Start of Records supplied

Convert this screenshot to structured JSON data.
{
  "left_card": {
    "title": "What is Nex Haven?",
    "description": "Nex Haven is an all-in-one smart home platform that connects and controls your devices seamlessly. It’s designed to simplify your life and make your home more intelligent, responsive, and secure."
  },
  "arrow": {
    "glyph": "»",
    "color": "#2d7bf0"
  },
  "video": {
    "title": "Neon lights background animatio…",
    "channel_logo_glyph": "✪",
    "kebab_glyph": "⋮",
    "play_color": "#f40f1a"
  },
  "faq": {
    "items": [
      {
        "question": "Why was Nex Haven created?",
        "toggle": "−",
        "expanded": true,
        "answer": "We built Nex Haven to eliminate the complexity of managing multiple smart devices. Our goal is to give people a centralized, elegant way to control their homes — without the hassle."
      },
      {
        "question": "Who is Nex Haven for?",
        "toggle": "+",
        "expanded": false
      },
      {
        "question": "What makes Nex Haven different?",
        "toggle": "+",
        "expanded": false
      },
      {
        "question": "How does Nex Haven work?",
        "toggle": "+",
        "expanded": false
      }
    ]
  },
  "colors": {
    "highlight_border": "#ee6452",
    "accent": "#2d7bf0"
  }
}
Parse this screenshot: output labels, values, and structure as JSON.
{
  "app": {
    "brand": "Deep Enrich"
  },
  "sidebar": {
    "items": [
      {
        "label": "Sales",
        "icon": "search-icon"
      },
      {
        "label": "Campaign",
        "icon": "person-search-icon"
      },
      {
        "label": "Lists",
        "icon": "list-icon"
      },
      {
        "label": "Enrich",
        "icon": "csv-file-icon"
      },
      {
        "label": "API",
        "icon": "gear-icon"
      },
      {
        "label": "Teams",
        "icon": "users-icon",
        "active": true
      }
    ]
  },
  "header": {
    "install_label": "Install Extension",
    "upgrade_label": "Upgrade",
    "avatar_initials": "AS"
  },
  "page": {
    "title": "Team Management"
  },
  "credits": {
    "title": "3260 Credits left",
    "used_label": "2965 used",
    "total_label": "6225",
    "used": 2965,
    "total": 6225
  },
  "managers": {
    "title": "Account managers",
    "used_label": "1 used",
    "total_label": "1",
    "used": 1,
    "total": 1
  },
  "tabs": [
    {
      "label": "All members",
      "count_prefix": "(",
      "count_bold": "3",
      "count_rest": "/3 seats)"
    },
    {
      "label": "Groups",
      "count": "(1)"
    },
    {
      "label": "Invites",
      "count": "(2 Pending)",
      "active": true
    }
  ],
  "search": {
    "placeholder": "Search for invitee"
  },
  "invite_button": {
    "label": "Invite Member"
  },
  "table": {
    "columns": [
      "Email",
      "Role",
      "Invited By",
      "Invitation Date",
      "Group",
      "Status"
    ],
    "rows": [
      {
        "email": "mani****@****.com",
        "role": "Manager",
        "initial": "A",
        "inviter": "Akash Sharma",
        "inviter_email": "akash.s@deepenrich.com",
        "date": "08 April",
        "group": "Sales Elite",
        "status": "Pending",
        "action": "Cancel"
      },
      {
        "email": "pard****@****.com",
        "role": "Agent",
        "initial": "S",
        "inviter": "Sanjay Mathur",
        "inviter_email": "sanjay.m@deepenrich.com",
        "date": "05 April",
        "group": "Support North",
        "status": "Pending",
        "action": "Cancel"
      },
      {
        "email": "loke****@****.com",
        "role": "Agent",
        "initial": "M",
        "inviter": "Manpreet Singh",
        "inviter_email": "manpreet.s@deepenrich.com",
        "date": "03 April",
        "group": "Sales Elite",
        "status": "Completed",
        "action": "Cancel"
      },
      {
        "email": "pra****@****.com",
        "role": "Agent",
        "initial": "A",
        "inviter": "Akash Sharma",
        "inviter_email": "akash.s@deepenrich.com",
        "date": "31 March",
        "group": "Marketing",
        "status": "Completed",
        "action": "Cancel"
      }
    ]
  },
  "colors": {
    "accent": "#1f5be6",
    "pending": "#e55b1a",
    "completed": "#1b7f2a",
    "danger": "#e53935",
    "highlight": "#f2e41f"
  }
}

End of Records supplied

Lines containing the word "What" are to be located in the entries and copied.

    "title": "What is Nex Haven?",
        "question": "What makes Nex Haven different?",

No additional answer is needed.